● **Exercise goal**: In the data, find the word "handle" and copy out every line that has it.
··· Dataset entries
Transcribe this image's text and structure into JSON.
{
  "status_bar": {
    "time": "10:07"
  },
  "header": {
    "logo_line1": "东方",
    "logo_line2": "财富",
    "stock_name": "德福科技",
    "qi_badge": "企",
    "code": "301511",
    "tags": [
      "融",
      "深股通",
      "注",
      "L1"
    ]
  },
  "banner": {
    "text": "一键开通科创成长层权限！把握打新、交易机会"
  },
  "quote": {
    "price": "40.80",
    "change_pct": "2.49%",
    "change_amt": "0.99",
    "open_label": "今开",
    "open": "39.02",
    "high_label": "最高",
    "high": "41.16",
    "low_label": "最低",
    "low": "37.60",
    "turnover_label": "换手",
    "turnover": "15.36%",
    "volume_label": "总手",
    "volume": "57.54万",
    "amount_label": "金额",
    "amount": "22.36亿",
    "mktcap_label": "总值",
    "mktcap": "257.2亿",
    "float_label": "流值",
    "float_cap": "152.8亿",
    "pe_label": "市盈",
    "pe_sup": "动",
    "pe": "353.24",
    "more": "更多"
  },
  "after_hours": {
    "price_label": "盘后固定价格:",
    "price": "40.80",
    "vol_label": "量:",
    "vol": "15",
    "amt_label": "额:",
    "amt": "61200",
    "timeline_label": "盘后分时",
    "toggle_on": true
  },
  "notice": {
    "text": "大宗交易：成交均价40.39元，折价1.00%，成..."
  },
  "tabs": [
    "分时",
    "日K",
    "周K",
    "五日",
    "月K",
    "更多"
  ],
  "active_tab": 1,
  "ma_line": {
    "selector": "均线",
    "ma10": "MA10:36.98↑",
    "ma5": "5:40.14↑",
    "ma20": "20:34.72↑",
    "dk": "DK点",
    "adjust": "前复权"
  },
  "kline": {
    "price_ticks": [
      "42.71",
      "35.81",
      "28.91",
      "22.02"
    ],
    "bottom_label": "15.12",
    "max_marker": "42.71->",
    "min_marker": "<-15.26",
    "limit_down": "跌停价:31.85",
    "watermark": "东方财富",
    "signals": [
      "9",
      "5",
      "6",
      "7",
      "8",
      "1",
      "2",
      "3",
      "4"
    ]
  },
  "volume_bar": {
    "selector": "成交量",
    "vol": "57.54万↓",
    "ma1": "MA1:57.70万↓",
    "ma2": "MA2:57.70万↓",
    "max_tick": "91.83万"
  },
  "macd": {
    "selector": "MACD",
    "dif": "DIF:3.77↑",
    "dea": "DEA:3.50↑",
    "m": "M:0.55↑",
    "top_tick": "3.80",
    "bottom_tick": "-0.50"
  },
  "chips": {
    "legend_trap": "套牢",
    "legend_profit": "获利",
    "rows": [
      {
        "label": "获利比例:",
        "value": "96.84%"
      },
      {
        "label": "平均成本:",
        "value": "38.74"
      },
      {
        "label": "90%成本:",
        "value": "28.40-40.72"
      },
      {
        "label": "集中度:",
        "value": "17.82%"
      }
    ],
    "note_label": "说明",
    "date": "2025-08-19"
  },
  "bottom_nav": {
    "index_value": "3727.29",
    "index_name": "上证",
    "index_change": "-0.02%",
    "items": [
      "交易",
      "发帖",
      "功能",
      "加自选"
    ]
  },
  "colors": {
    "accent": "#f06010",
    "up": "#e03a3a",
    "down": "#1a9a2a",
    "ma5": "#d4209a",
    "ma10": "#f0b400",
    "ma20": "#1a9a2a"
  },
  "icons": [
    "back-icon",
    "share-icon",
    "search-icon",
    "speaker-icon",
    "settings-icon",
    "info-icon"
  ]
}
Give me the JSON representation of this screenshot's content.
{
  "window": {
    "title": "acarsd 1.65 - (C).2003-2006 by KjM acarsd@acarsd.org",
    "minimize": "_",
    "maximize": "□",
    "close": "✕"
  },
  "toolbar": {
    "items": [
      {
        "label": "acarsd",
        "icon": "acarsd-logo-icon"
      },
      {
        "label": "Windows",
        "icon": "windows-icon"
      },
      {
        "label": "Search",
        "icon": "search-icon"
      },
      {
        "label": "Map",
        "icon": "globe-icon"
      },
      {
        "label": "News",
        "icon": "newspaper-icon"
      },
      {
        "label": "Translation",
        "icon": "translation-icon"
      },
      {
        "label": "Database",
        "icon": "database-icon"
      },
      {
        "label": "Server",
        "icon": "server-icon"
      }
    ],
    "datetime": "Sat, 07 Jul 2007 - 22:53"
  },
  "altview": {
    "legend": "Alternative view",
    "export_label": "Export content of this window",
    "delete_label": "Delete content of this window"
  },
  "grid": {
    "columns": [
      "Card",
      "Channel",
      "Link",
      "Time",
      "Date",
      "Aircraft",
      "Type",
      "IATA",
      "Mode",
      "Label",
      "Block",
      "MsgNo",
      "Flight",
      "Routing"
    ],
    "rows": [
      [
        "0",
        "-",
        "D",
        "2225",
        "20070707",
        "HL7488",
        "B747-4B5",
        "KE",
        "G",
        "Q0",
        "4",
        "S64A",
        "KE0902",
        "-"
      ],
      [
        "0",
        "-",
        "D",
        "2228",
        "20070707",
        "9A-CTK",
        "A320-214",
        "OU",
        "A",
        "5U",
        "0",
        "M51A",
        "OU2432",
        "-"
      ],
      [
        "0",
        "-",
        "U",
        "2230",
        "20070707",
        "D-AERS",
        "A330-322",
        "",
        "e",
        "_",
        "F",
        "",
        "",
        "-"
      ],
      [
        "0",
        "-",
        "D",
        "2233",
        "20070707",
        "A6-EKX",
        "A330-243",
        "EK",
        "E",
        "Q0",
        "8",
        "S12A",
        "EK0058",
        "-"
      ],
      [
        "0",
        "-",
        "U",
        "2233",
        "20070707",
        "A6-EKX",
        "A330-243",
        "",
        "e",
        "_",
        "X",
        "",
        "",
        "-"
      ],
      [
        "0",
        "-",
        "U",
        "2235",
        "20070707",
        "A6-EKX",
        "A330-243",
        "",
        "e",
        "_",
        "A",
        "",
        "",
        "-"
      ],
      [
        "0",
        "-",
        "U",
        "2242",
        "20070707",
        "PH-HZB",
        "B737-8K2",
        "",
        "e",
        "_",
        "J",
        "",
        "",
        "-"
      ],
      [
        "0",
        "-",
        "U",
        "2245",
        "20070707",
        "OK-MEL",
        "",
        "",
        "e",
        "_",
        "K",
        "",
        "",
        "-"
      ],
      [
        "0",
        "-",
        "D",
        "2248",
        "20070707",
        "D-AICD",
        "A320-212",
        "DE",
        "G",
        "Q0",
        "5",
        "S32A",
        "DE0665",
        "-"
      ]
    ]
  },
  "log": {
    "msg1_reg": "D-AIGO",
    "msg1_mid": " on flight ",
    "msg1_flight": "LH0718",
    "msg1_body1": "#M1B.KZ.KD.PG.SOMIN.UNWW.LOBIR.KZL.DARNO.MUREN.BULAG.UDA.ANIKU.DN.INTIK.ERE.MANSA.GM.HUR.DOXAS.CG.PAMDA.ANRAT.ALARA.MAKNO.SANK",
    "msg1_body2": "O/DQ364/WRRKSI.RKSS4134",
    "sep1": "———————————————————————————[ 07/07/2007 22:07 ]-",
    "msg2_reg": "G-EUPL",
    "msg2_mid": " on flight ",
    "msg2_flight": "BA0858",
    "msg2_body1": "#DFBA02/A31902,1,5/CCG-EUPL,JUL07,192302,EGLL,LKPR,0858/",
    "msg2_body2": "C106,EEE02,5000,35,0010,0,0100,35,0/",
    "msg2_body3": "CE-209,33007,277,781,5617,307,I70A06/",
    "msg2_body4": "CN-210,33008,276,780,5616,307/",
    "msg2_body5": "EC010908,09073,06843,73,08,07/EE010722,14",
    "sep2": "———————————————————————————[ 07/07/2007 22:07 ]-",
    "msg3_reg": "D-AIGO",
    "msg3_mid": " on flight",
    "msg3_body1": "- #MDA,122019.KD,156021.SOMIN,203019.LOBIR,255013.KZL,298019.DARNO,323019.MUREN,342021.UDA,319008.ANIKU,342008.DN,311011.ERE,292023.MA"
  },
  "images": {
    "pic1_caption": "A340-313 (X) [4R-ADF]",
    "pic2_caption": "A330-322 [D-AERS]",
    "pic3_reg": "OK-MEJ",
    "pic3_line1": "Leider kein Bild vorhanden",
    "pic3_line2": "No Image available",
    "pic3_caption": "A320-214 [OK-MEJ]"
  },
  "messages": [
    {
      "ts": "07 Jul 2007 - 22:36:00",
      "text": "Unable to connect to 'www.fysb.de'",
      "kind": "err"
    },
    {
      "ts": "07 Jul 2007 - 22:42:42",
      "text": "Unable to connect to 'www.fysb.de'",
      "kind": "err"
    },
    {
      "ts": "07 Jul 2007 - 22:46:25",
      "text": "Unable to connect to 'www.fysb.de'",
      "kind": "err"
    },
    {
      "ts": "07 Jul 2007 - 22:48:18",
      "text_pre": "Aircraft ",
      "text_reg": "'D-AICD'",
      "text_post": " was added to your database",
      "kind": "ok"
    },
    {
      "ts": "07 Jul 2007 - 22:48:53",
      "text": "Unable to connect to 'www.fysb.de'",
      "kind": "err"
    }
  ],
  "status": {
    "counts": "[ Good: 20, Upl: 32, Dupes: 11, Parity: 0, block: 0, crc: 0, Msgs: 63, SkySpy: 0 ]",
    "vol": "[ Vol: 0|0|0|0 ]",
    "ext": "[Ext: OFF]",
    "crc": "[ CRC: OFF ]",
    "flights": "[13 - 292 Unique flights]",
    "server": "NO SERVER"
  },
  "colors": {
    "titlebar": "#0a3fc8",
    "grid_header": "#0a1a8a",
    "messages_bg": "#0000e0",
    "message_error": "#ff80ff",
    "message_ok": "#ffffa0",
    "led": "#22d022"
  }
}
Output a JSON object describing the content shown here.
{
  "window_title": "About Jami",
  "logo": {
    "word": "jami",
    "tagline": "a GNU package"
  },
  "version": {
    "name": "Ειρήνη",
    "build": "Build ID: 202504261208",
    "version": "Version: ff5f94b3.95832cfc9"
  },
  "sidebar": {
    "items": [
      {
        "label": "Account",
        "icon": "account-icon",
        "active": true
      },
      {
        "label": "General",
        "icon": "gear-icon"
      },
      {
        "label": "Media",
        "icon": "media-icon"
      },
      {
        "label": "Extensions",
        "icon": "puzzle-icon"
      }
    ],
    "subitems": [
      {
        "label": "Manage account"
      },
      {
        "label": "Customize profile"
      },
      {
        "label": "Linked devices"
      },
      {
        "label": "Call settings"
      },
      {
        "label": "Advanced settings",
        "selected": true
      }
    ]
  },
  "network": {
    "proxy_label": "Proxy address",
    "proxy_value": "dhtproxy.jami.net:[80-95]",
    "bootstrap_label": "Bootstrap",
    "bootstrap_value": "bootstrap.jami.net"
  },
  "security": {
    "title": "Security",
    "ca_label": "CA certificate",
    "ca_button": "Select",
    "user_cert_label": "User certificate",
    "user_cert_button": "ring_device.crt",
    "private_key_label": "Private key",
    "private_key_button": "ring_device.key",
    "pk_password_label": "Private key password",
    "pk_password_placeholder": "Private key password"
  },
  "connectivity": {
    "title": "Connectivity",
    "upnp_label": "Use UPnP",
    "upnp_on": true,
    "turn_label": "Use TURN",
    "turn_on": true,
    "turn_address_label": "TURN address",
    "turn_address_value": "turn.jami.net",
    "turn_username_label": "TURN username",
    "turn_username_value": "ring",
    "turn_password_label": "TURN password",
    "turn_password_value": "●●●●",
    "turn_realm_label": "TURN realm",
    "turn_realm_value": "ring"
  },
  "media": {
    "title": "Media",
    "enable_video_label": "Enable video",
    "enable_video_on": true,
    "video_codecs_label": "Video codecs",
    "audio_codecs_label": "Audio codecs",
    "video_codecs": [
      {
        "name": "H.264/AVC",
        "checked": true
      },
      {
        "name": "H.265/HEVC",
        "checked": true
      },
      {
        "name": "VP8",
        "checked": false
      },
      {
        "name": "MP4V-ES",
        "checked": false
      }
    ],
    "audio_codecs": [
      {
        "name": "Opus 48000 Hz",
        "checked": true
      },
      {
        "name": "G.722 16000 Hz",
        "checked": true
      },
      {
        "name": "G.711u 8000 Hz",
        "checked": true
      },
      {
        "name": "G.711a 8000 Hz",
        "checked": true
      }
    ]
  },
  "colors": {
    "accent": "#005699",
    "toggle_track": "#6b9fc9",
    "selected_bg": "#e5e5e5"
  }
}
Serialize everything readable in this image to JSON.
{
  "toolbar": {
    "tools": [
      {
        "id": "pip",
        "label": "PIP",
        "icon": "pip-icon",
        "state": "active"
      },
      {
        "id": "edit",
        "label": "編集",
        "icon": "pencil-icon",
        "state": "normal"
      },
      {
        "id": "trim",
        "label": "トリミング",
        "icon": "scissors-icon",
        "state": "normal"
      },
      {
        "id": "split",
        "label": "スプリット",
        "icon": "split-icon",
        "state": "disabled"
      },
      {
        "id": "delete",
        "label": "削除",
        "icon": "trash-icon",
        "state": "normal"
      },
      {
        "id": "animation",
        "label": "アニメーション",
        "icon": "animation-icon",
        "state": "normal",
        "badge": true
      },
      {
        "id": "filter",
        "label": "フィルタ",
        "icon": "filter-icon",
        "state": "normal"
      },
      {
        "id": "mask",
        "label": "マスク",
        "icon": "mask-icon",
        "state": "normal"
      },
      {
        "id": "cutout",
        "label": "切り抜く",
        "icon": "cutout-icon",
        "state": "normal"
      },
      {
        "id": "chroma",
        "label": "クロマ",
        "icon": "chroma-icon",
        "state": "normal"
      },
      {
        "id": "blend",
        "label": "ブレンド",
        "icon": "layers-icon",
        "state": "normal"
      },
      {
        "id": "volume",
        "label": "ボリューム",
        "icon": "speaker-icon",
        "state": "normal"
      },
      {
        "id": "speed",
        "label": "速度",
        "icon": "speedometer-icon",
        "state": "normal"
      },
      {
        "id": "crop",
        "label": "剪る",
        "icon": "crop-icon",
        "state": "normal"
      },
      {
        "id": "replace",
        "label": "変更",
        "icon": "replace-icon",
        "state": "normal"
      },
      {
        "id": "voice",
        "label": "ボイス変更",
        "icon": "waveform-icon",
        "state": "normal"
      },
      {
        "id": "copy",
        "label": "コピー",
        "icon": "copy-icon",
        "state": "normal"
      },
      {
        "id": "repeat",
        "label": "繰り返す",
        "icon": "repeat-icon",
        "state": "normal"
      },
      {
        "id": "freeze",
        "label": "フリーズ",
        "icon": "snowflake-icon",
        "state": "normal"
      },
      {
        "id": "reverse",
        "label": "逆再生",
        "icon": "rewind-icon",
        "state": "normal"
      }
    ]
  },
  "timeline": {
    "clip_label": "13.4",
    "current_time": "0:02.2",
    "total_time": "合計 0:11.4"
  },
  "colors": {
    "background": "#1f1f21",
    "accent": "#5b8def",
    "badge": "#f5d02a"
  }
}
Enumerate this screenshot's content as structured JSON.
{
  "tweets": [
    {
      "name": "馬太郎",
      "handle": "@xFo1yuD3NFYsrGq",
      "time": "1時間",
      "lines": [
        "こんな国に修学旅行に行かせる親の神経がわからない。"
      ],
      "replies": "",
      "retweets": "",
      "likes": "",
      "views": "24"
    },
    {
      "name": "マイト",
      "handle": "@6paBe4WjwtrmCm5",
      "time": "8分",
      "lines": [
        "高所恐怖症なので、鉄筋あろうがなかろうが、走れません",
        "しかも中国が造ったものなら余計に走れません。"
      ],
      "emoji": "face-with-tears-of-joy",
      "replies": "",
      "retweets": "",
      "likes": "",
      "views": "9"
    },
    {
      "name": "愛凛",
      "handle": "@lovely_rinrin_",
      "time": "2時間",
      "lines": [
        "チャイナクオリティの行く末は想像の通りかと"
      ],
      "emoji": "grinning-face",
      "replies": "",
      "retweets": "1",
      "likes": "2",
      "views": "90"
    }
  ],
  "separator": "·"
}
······
● **Task answer**:
      "handle": "@xFo1yuD3NFYsrGq",
      "handle": "@6paBe4WjwtrmCm5",
      "handle": "@lovely_rinrin_",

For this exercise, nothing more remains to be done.